“The plain, common-sense way of doing this work is simply to establish in the South one law, one government, one administration of justice, one condition to the exercise of the elective franchise, for men of all races and colors alike. …Let sound political prescience but take the place of an unreasoning prejudice, and this will be done.”
In other words, Douglass was inviting a whole lot of interference to aid freed slaves.
Four years before the Atlantic article, President Abraham Lincoln had issued the Emancipation Proclamation. On the night of Dec. 31, 1862, the president declared that all slaves in areas not held by Union troops would be considered free as of the next day. As soon as Douglass got wind of that declaration he fought even harder for the right of blacks to serve in the Union army to fight for their country and their freedom at the same time.

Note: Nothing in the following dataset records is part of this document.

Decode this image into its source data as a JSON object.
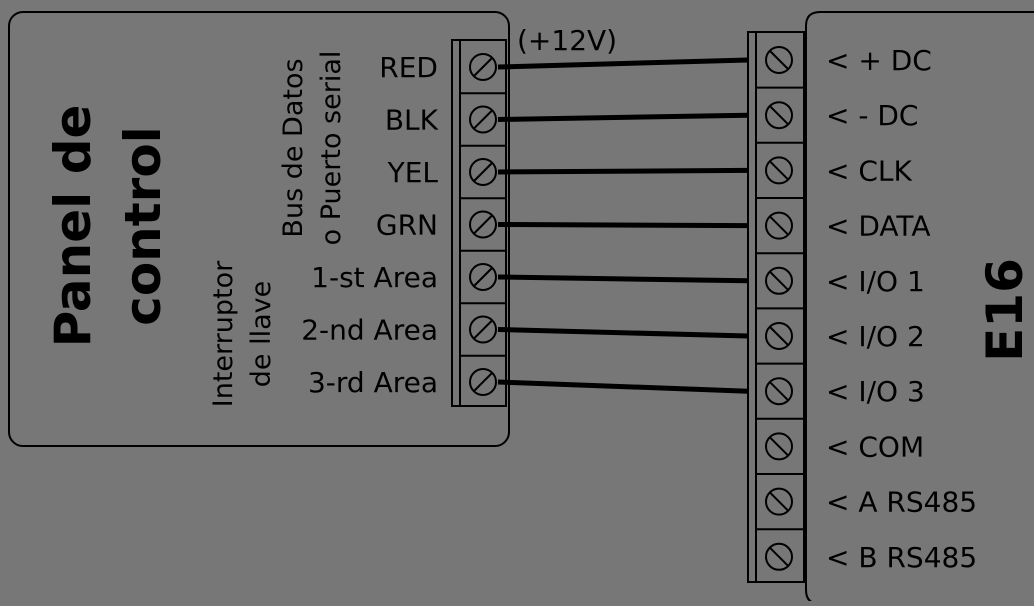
{
  "panel": {
    "title_line1": "Panel de",
    "title_line2": "control",
    "bus_line1": "Bus de Datos",
    "bus_line2": "o Puerto serial",
    "key_line1": "Interruptor",
    "key_line2": "de llave",
    "terminals": [
      "RED",
      "BLK",
      "YEL",
      "GRN",
      "1-st Area",
      "2-nd Area",
      "3-rd Area"
    ]
  },
  "voltage_label": "(+12V)",
  "device": {
    "name": "E16",
    "terminals": [
      "< + DC",
      "< - DC",
      "< CLK",
      "< DATA",
      "< I/O 1",
      "< I/O 2",
      "< I/O 3",
      "< COM",
      "< A RS485",
      "< B RS485"
    ]
  },
  "colors": {
    "background": "#777777",
    "line": "#000000"
  }
}
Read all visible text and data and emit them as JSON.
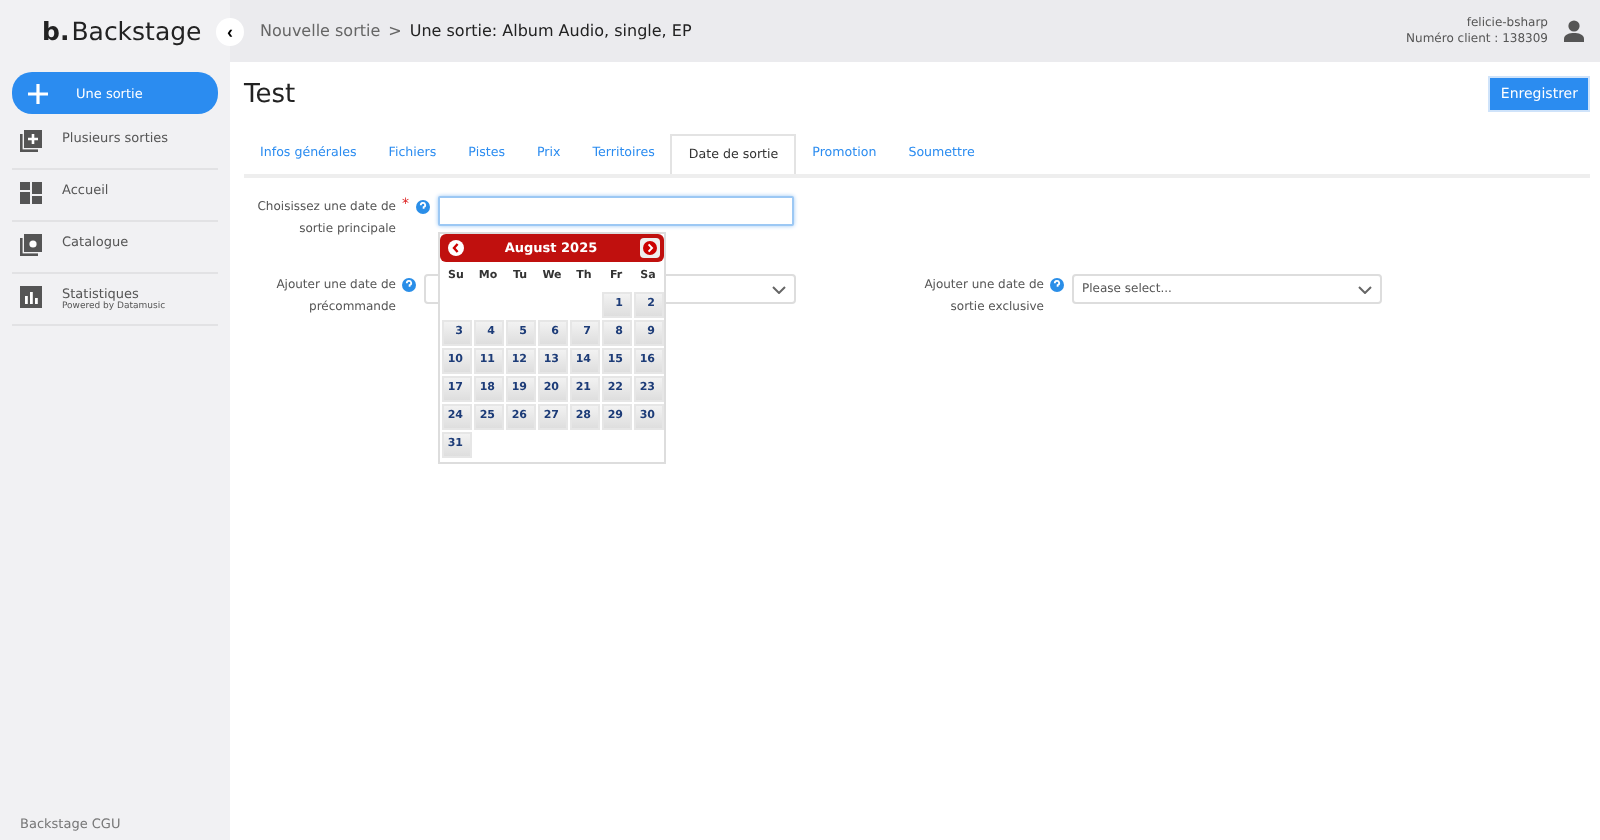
{
  "brand": {
    "mark": "b.",
    "name": "Backstage"
  },
  "breadcrumb": {
    "back": "‹",
    "parent": "Nouvelle sortie",
    "separator": ">",
    "current": "Une sortie: Album Audio, single, EP"
  },
  "user": {
    "name": "felicie-bsharp",
    "client": "Numéro client : 138309"
  },
  "sidebar": {
    "items": [
      {
        "label": "Une sortie",
        "kind": "primary"
      },
      {
        "label": "Plusieurs sorties",
        "kind": "link"
      },
      {
        "label": "Accueil",
        "kind": "link"
      },
      {
        "label": "Catalogue",
        "kind": "link"
      },
      {
        "label": "Statistiques",
        "sub": "Powered by Datamusic",
        "kind": "link"
      }
    ],
    "footer": "Backstage CGU"
  },
  "page": {
    "title": "Test",
    "save": "Enregistrer"
  },
  "tabs": [
    {
      "label": "Infos générales",
      "selected": false
    },
    {
      "label": "Fichiers",
      "selected": false
    },
    {
      "label": "Pistes",
      "selected": false
    },
    {
      "label": "Prix",
      "selected": false
    },
    {
      "label": "Territoires",
      "selected": false
    },
    {
      "label": "Date de sortie",
      "selected": true
    },
    {
      "label": "Promotion",
      "selected": false
    },
    {
      "label": "Soumettre",
      "selected": false
    }
  ],
  "form": {
    "main_date": {
      "label": "Choisissez une date de sortie principale",
      "required": true,
      "required_mark": "*"
    },
    "preorder": {
      "label": "Ajouter une date de précommande"
    },
    "exclusive": {
      "label": "Ajouter une date de sortie exclusive",
      "placeholder": "Please select..."
    }
  },
  "calendar": {
    "month": "August 2025",
    "weekdays": [
      "Su",
      "Mo",
      "Tu",
      "We",
      "Th",
      "Fr",
      "Sa"
    ],
    "weeks": [
      [
        "1",
        "2"
      ],
      [
        "3",
        "4",
        "5",
        "6",
        "7",
        "8",
        "9"
      ],
      [
        "10",
        "11",
        "12",
        "13",
        "14",
        "15",
        "16"
      ],
      [
        "17",
        "18",
        "19",
        "20",
        "21",
        "22",
        "23"
      ],
      [
        "24",
        "25",
        "26",
        "27",
        "28",
        "29",
        "30"
      ],
      [
        "31"
      ]
    ]
  }
}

In 1863, thanks to Douglass’ efforts, Congress authorized black enlistment in the Union army. The Massachusetts 54th Regiment was the first black unit to be formed and Douglass even assisted in the recruitment efforts. When it later became evident that the black troops were being discriminated against, Douglass met with Lincoln to try to resolve the problem.
And let’s look again at the Douglass passage that Thomas quoted: “And if the negro cannot stand on his own legs, let him fall also. All I ask is, give him a chance to stand on his own legs! Let him alone! ... Your interference is doing him positive injury.”
Without government “interference,” the “negro” wouldn’t have had a leg to stand on, let alone two of them. Justice Thomas, of all Negroes, should know this.Keith A Owens is a Detroit-area freelance writer and musician. E-mail firstname.lastname@example.org